Moreland showed his upside in Friday’s win, with two points and 13 rebounds in 21 minutes, getting an extended look while Andre Drummond (pink eye) was out and backup Boban Marjanovic rested.

He showed good energy on the boards and held his own, for the most part. That is, when he wasn’t letting the many thoughts of his defensive responsibilities get the best of him. And Van Gundy let him have it in a verbal tirade after the mental gaffe.

“I sort of regretted that moment and I talked to him today. I wanted to be clear that I was happy with the way he played but I still think there’s more there,” Van Gundy said Sunday. “What you find sometimes with guys like that is that he’s been on this mission to get in the league full time. He’s there and I just want him to hold himself to a higher standard.”

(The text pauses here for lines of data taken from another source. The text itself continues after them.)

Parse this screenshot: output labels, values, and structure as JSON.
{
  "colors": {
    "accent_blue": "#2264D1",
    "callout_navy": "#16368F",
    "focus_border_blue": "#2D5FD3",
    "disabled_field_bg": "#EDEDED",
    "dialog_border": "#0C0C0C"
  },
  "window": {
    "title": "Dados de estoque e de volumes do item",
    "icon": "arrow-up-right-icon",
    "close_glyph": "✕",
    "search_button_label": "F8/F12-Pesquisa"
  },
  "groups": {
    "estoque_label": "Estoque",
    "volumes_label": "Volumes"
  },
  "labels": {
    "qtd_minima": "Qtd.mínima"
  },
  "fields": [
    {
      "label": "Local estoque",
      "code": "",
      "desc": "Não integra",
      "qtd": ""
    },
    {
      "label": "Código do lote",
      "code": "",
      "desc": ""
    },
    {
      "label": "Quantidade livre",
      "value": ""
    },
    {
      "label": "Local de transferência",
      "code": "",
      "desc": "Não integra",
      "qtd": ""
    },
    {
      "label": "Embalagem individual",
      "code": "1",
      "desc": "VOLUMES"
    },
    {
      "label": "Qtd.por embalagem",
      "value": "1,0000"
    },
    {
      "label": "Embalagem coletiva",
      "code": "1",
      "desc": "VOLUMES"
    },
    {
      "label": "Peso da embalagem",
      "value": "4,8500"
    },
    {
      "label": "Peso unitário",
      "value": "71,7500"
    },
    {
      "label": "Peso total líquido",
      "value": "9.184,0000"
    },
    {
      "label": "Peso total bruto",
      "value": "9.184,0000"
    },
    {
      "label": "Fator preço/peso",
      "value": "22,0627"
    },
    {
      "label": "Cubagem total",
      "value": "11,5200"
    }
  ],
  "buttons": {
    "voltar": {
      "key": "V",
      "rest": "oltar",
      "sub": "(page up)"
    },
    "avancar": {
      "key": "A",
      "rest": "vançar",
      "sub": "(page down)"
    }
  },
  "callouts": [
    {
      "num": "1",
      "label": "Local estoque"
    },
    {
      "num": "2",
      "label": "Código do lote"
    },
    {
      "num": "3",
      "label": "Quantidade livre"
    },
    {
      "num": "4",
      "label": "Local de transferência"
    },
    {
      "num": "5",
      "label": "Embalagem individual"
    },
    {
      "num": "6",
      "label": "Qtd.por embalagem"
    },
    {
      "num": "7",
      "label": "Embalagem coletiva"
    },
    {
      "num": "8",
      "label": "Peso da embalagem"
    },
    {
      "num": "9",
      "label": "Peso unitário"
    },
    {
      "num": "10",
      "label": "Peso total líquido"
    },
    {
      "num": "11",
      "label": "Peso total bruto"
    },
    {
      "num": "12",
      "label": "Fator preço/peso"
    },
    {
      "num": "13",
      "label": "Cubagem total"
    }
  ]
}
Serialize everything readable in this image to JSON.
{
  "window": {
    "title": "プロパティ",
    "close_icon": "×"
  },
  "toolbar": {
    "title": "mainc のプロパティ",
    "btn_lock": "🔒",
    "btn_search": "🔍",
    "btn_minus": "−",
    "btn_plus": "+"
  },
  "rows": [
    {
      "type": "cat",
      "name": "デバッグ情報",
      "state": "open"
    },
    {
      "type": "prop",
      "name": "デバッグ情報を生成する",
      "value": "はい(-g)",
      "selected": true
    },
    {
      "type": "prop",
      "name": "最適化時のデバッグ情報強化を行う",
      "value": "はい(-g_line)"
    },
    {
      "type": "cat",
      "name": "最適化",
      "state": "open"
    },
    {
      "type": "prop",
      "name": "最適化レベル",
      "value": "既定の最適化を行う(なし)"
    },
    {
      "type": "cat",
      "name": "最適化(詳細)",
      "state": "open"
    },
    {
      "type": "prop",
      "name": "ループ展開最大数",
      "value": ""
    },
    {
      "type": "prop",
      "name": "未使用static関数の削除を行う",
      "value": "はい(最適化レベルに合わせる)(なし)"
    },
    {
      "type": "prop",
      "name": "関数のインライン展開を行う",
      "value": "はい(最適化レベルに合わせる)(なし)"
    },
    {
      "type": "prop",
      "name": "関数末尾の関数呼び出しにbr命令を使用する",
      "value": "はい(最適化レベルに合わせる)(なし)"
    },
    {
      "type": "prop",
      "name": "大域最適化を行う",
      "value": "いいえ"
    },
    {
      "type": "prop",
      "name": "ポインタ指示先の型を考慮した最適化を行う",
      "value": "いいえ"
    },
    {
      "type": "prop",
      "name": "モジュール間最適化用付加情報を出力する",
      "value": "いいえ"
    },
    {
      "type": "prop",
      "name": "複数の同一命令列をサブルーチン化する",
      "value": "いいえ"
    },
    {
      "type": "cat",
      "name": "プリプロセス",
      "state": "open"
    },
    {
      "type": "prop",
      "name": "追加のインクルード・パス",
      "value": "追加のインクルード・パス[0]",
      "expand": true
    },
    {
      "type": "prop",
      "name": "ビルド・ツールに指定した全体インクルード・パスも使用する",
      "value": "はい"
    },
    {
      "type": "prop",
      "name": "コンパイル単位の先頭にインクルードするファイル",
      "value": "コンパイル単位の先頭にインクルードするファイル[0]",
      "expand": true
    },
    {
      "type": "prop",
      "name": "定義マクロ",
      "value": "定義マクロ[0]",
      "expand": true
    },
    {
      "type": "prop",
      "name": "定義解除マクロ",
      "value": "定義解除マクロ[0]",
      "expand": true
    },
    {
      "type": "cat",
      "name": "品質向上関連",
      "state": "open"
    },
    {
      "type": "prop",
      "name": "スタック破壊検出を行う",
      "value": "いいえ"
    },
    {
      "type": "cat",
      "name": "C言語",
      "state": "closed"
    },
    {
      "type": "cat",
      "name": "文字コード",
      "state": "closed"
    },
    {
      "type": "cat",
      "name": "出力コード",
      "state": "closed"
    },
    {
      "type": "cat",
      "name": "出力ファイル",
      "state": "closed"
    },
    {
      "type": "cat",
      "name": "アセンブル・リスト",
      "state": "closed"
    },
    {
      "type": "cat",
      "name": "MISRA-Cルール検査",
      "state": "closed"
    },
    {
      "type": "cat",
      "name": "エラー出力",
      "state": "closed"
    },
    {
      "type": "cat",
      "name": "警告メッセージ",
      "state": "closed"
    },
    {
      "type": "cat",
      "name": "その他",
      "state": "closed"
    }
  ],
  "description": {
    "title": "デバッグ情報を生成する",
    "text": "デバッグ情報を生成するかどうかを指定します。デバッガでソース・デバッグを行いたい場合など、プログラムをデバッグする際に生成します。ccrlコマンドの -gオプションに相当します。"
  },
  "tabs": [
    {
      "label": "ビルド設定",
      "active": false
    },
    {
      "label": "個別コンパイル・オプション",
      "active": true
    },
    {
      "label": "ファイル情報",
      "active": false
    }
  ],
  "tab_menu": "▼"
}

Six of Moreland’s rebounds came on the offensive end and on the defensive end, he didn’t look out of place among some of the starters. While he didn’t have a big impact in the scoring column, his energy got some extra chances for others, which is part of the simplicity of his job description: hustle, defend and rebound.

“I’ve had a couple of those games, but on an NBA level, that’s always good to have,” Moreland said. “Hopefully I’ll get some more of those and get the team some extra possessions. Coach always likes those and those are winning plays.”

That’s a nice thought, but it has to be more of an instinct than a thought, which is where the improvement comes in. He’s not traditionally a big-time scorer — 0.9 points and 1.1 rebounds in his 11 career regular-season games — but Van Gundy thought there were more scoring opportunities in Friday’s game.

Moreland is looking to develop that in time, but for now, it’s just about finding a niche, like other versatile big men before him. The hustle and effort can make a bigger difference.

“Eric did a phenomenal job: Two points and 13 rebounds — it’s like (Dennis) Rodman,” forward Stanley Johnson said. “He should have scored much more than he did.”

Simplicity will be the key to getting more playing time for Moreland. It’ll likely come when the backup centers are more mobile and will pose a problem for Marjanovic, who, at 7-foot-4, has difficulty with perimeter-playing centers.

Getting more playing time and smoothing out the rough edges will help Moreland, but it’s more about trying to stay in a good mental place, with his successes and challenges.

“He can’t accept that from himself — that was my point to him,” Van Gundy said. “The problem is that I got on him so hard but I didn’t want his overall impression to be that we were unhappy with the way he played overall.

“I was really happy with the way he played, but those things are not excusable.”

That’s where the simplicity works best.

“It’s simplified, trying to go out there and play hard is a talent and being locked in and talking the whole time,” Moreland said. “If I could go out there and bring some energy like that, it simplifies it for the team.”

More doing, less thinking.


Twitter: @detnewsRodBeard